Yet Aliyev could still lose in the "Great Game" he started. Despite the support of Turkey and Russia, Azerbaijan is a weak link for the US and the EU. The West can apply sanctions against Azerbaijan, imposing embargoes on the sale of Azerbaijani oil and gas, and the purchase of arms.
France, one of the leading states of Nato, will start supplying weapons to Armenia and will support the reforms of its armed forces. America's ally India is preparing to deliver a new batch of weapons to Armenia. Armenia has security cooperation with three other Western countries.
If Azerbaijan continues to boycott Western formats, the West can strengthen Armenia's defence capabilities, forcing Aliyev to forget about the new war and return to constructive negotiations. Azerbaijan could even be forced to accept back the 150,000 Armenians of Nagorno-Karabakh under the international mandate of the United Nations.
Aliyev's next step will be decided by Turkey's President Recep Tayyip Erdogan and Putin, who held a meeting in Sochi 15 days before Azerbaijan's September 19 attack on Karabakh.
It is still the case that Azerbaijan may not sign a peace treaty with Armenia and could prefer the logic of the "Cold War". There is a possibility that Azerbaijan will wait until a suitable window for new military aggression is created. Elections are coming soon in the US and the EU.
But if the US and the EU increase the pressure against Azerbaijan now, a new date for the meeting between Aliyev and Pashinyan could be announced in the near future under the Western format.

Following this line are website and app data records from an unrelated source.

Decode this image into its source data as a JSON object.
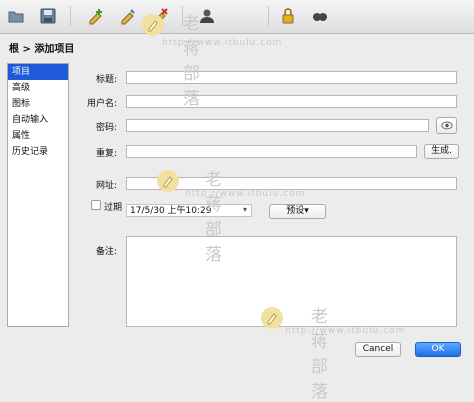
{
  "breadcrumb": "根 > 添加项目",
  "sidebar": {
    "items": [
      {
        "label": "项目",
        "active": true
      },
      {
        "label": "高级"
      },
      {
        "label": "图标"
      },
      {
        "label": "自动输入"
      },
      {
        "label": "属性"
      },
      {
        "label": "历史记录"
      }
    ]
  },
  "form": {
    "title_label": "标题:",
    "title_value": "",
    "username_label": "用户名:",
    "username_value": "",
    "password_label": "密码:",
    "password_value": "",
    "repeat_label": "重复:",
    "repeat_value": "",
    "generate_button": "生成.",
    "url_label": "网址:",
    "url_value": "",
    "expires_label": "过期",
    "expires_date": "17/5/30 上午10:29",
    "preset_button": "预设▾",
    "notes_label": "备注:",
    "notes_value": ""
  },
  "footer": {
    "cancel_label": "Cancel",
    "ok_label": "OK"
  },
  "watermark": {
    "title": "老蒋部落",
    "url": "http://www.itbulu.com"
  },
  "colors": {
    "selection": "#1f5bd8",
    "ok_button": "#1f6fe8"
  },
  "icons": [
    "folder-icon",
    "save-icon",
    "add-entry-icon",
    "edit-entry-icon",
    "delete-entry-icon",
    "user-icon",
    "lock-icon",
    "search-icon",
    "show-password-icon"
  ]
}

Robert Ananyan is a journalist based in Yerevan, Armenia, who focuses on the political, and security problems of the South Caucasus.